Enormous! One must only think of education, health care, social programs, formation of seminarians and lay Catholics, evangelization, construction of churches and other Church-related structures, promoting the human person, etc. Many of these activities are made possible because of the support of The Pontifical Mission Societies.
Without The Pontifical Mission Societies, the Catholic communities and the Church’s influence in these areas would be meager realities. People often mention that, especially in areas with very small Catholic populations, the Church seems “to punch above its weight.” Much of this is due to the generosity and assistance of The Pontifical Mission Societies. It is in part because of The Pontifical Mission Societies that the Catholic communities in these regions are often vibrant, effective, influential, and growing. PMS has given these local Churches the ability to evangelize and care for others and work toward the eventual goal of self-sufficiency. People in positions such as mine are fortunate enough to witness this every day.
4. Some believe that missionaries are a thing of the past and that instead of going to far-flung places, they should stay at home, where priestly and religious vocations are also needed. What would you say to them?
As long as there is evangelization, there is a role for missionaries. We tend to think of missionaries as still coming from the West. Practically all of us had an Irish or Italian missionary priest or sister who ministered to us at one time or another. However, the truth is that missionaries have not come from the West for some time now. They are more likely to come from Africa or Asia. The areas that need missionaries are also changing. Often we see that it is the West that needs the missionaries. In fact, The Pontifical Mission Societies, for years now, have been supporting Churches which are the training grounds for future missionaries. All the more reason to support their work!
5. Can you share with us concrete examples of how the prayer and financial help of Catholics from the United States and beyond can impact the lives of Catholics- and those who have yet to hear about Christ – in the countries where you have served?
Prayers are so needed. It was very obvious to us in recent years that people were praying for us. This area is still very affected by HIV/AIDS. Funding from agencies such as PMS helps us to address issues related to this pandemic, such as education and prevention ethically and holistically. As the whole world knows, Southern Africa had terrible challenges during the COVID-19 pandemic, and we are certain that those praying for us helped us make it through that most difficult period. The finical support of the PMS was indispensable. If it were not for the PMS, some dioceses would have failed economically. Also, the charity of so many made it possible for us to feed numerous families and especially children who are still at risk. When schools closed, many children who depended on school meals were left without food. The generous contribution of others allowed us to ensure they were fed.

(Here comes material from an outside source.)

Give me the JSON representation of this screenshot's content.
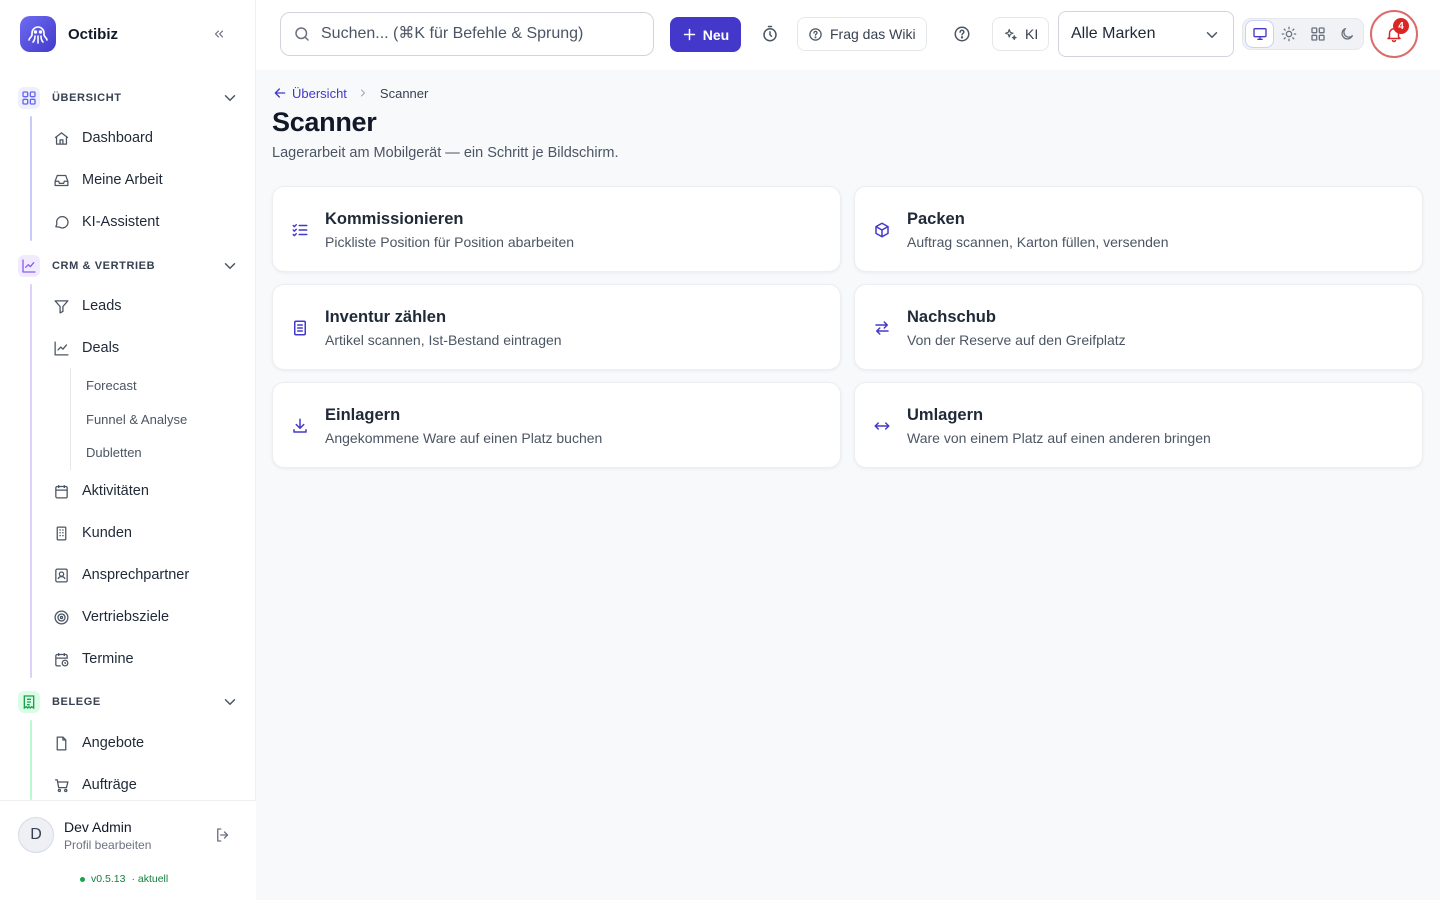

These are just a few examples. There are hundreds more examples I could give.
6. If you had to encourage a member of your family or your friends to support The Pontifical Mission Societies, what would you say to them?
Well, I am lucky. I come from a local Church constantly supported by the Home Missions. We grew up with missionary priests and Sisters and most of our Churches, schools, etc. were assisted by the Home Missions. We understand what it is to be a missionary Church and how the assistance we received helped our Catholic community become what it is today. We can never underestimate what a prayer or even a small offering can do. When you think that in some areas in this region, we can feed a child for 28 cents per meal, you can clearly see that even a small contribution can go a long way. The generosity of others has so blessed us. There is something very beautiful, very Catholic, about paying it forward.